The appeal was initially brought on 7 grounds, but these were reduced to 4 when King LJ granted permission to appeal.

The Father argued that (a) the judge had failed to address the inconsistencies in the evidence of the child by making findings against the Father and not the Mother; (b) the allegations made did not amount to sexual abuse; (c) the Judge failed to consider all aspects of the evidence and placed inappropriate weight on the allegations made by the child in her ABE interview, and (d) the Judge had failed to give sufficient weight to the breaches of the ABE guidelines.

Despite persuasive argument by the Father’s team, including our Miss Fiona Holloran, the court dismissed the appeal.

The Appeal Court did not consider there was any inconsistency in the approach of the court by making the findings against the Father and, to a lesser extent, the Mother, taking on board, as Ms Yvonne Healing for the Local Authority reminded them, that all of the findings were consistent with what had been said in the ABE interview. It did not follow that exaggeration by the child of the initial allegations against the Mother meant that the allegations against the Father were also exaggerated.

The Appeal Court explored the argument that there were significant breaches of the ABE guidance in relation to how the initial interviews of the child and the ABE interviews had been conducted. The Appeal Court reminded itself that there are many examples in the reported case law of interviews conducted so poorly that no forensic weight can be attached to anything that the child has said, but in this case there was no such difficulty. Although there were a number of errors, they were not sufficient to call into question the reliability of the process.

The trial Judge had heard from both the Mother and the Father in evidence and he had undertaken an assessment of that evidence and the Appeal Court concluded that the Judge had carefully considered the explanations given by the parents to the allegations and, after reminding himself of the burden of proof, had rightly concluded that none of the parents explanations could explain the allegations of the child.

Miss Holloran had submitted, both in her closing written submissions and again at the Appeal, that the description given by the child of the touching did not possess any sexual element. This was rejected by the Appeal Court on the basis of the totality of the evidence.

The appeal was dismissed.

What do we learn from this experience?
We learn that our higher courts are very quick to adapt to changing circumstances that hearings held remotely can be conducted efficiently and effectively, with all the normal respect and dignity as if in person, despite the disparate venues of the participants and the occasional failing of the software.

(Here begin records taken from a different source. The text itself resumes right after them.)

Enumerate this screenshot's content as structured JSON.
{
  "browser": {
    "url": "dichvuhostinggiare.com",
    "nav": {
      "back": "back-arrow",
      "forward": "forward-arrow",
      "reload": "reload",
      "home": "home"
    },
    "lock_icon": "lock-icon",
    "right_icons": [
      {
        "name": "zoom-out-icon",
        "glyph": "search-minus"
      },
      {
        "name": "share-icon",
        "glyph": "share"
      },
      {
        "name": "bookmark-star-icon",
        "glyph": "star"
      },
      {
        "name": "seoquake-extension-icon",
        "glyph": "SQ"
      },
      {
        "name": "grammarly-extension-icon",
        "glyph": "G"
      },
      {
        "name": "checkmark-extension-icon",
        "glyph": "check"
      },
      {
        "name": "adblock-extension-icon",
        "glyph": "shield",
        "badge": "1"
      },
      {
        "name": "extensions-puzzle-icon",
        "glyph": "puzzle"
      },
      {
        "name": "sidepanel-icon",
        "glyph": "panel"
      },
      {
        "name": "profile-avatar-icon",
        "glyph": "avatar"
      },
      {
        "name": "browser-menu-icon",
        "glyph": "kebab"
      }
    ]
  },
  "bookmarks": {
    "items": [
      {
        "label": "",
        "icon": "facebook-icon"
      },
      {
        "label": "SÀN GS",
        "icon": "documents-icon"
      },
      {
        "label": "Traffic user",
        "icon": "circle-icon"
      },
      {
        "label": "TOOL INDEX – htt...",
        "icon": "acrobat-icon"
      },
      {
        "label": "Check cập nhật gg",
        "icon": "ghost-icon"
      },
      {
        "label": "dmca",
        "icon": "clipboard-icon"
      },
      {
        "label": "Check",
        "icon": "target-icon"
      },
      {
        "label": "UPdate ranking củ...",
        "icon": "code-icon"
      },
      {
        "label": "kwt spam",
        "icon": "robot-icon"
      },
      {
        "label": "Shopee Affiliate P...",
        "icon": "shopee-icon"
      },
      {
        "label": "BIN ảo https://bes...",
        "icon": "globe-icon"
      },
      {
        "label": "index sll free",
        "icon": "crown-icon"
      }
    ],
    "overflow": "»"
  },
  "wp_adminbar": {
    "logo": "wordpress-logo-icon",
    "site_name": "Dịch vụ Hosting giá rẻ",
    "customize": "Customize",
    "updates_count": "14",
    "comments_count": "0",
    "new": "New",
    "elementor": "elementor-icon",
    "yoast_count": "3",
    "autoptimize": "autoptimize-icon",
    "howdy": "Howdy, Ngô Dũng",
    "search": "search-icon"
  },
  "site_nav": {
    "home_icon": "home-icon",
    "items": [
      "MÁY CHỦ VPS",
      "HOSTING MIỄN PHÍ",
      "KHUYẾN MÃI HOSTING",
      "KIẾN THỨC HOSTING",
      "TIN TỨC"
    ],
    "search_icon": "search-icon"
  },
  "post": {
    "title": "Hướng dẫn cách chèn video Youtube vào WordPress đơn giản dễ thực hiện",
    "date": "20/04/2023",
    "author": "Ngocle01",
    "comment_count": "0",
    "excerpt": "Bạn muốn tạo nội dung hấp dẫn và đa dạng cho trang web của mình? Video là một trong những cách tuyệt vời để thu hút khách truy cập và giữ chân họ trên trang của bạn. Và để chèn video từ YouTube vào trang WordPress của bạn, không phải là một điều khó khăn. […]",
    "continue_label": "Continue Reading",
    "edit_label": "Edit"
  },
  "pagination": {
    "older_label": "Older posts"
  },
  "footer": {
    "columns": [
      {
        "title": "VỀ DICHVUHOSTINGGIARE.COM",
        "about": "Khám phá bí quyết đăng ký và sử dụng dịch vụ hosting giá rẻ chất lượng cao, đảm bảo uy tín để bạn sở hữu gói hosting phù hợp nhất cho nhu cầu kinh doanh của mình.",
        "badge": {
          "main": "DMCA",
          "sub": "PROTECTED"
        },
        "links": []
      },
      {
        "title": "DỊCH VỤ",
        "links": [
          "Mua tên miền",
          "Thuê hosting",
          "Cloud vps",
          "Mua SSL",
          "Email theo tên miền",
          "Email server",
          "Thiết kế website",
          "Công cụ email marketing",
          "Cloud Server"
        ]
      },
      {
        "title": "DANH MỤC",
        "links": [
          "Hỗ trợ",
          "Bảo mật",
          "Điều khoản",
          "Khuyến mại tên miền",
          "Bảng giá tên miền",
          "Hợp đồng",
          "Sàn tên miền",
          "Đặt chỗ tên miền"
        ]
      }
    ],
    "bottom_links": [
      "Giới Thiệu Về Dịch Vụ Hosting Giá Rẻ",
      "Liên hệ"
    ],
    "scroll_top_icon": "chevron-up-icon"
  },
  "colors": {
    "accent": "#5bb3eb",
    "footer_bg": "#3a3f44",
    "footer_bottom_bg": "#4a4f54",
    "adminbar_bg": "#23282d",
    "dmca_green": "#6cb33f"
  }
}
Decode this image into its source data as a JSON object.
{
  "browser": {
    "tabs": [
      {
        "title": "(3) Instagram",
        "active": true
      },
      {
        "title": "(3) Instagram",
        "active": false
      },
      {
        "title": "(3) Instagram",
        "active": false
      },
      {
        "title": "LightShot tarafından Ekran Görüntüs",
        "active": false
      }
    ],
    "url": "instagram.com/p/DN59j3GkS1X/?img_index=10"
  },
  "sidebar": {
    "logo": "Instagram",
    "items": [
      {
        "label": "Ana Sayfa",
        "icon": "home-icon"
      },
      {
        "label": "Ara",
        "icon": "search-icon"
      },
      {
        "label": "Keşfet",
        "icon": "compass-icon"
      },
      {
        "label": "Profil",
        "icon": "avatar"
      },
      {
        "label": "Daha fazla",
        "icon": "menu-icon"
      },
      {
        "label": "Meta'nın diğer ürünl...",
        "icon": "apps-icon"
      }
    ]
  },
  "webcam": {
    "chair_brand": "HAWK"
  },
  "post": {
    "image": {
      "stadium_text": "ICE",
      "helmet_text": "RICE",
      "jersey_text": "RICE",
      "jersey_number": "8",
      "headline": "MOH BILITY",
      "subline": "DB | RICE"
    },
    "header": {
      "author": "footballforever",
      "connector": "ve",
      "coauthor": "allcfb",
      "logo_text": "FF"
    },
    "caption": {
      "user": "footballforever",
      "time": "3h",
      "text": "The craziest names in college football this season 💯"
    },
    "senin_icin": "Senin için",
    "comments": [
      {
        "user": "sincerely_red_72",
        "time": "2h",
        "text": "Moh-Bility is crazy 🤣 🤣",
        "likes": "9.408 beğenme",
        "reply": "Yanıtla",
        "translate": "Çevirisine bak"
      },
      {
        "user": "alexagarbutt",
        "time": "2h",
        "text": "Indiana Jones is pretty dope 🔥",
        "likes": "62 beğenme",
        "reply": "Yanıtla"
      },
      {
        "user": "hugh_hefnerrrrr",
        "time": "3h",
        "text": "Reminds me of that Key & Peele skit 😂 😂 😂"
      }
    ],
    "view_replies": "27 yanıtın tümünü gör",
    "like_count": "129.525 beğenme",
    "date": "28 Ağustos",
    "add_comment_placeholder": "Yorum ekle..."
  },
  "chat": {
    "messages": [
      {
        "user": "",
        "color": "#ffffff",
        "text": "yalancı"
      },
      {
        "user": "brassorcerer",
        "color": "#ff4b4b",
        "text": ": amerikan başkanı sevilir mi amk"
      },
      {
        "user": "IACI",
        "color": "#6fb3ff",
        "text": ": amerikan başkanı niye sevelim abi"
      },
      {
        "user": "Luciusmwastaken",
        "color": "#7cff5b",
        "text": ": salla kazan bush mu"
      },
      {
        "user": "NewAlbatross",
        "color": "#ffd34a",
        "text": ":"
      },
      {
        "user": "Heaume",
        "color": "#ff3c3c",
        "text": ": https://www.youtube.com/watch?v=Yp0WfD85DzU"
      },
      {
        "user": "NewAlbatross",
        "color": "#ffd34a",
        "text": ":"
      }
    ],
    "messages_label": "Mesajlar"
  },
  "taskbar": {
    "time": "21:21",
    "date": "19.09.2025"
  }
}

We learn that it always worth exploring the option of the appeal process. It sometimes seems daunting and does require diligence, an acute eye for detail as well as an excellent understanding of rules, guidance and protocols around accumulation of evidence. It may not always (as in this case) be successful but do not let that put you off.

We are reassured that our judicial system works generally very well, even in difficult times, to provide justice for children when they need it.

We learn that we would all benefit from reacquainting ourselves with “Achieving Best Evidence in Criminal Proceedings” guidance which is just as important to us as family lawyers as it is to our criminal counterparts. This guidance provides good practice for all safeguarding professionals and is just as relevant to safeguarding teachers or social worker as it is to a police officer.

Failure to understand these guidelines leave these professionals exposed to critical analysis by courts and advocates and may undermine the ability to conduct the fact finding exercise appropriately.

And finally we learn that our longest serving circuit judge was still able to make good and sound decisions just on the cusp of his retirement.

If you have any queries about this or any other related subject, or have any questions about the Family Department at 18 St John Street, please feel free to contact us on our usual contact details and we will be delighted to assist you.